Monday, June 27, 2016

French Fried Chainsaw Massacre, or Thoughts on Haute Tension

Featuring the world’s first decapitation by bookcase and voted by Time Magazine as one of The Top 10 Most Ridiculously Violent Movies (along with Kill Bill (2003), Hostel (2005) and A Clockwork Orange (1971), Haute Tension (2003) belongs to that New French Extremity genre you’ve heard so much about, along with Trouble Every Day (2001) and Martyrs (2008).
Haute Tension is a violently frenetic chase movie with a resourceful female heroine who kicks ass, a decade before that girl with the bow and arrow would volunteer as tribute.  She also sports a short Caesar-cut that’s way cooler than the side braid thing, but that’s just me.
Cécile de France plays Marie, who spends the weekend at her best friend’s farmhouse in rural France.  Maïwenn (she only has one name, like Madonna), who played the blue Diva Plavalaguna in The Fifth Element (1997) portrays Alex, the best friend.  Alex’s family is murdered in a brutal midnight blitz attack by a nameless killer, Marie hides, Alex is kidnapped, Marie has to save her, and the chase is on.  Phillipe Nahon plays The Killer, a French Michael Meyers with poor personal hygiene who enjoys chopping off heads and necrophilia, in that order.
Any director that can wring tension from a scene of someone making a bed is a filmmaker to watch.  Writer and Director Alexandre Aja, who would go on to direct two remakes, The Hills Have Eyes (2008), and Piranha 3D (2010) has yet to realize his full potential in the US.  His latest movie was Horns (2013), with Daniel Radcliffe.
Haute Tension was released in the UK as Switchblade Romance, which is a cool lesbian-chic title even though there are absolutely no switchblades in this movie.  Fire axes, straight razors, chef knives (we’re in France), shotguns, concrete saws and barbed wire wrapped fence posts, yes.  However, no switchblades (also no chainsaws).  The ending is reminiscent of Identity (2003), Psycho (1960), Fight Club (1999), Mulholland Drive (2001) and Mr. Robot, and if you’ve seen those you will know exactly what I’m talking about.  There’s probably a sub-genre of movies concerning this specific twist, and like the best of these movies, knowing the ending only serves to make the second viewing more intense.

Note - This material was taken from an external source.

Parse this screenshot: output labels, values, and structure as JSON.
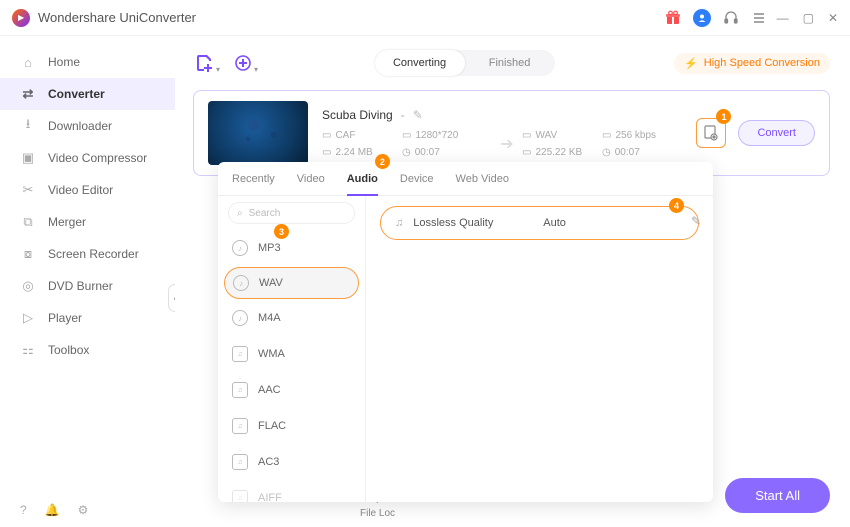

my first novel? thanks for asking:) I wrote a 4 book supernatural martial arts series concerning the ongoing feud between a group of kung-fu killer witches in san francsico’s chinatown.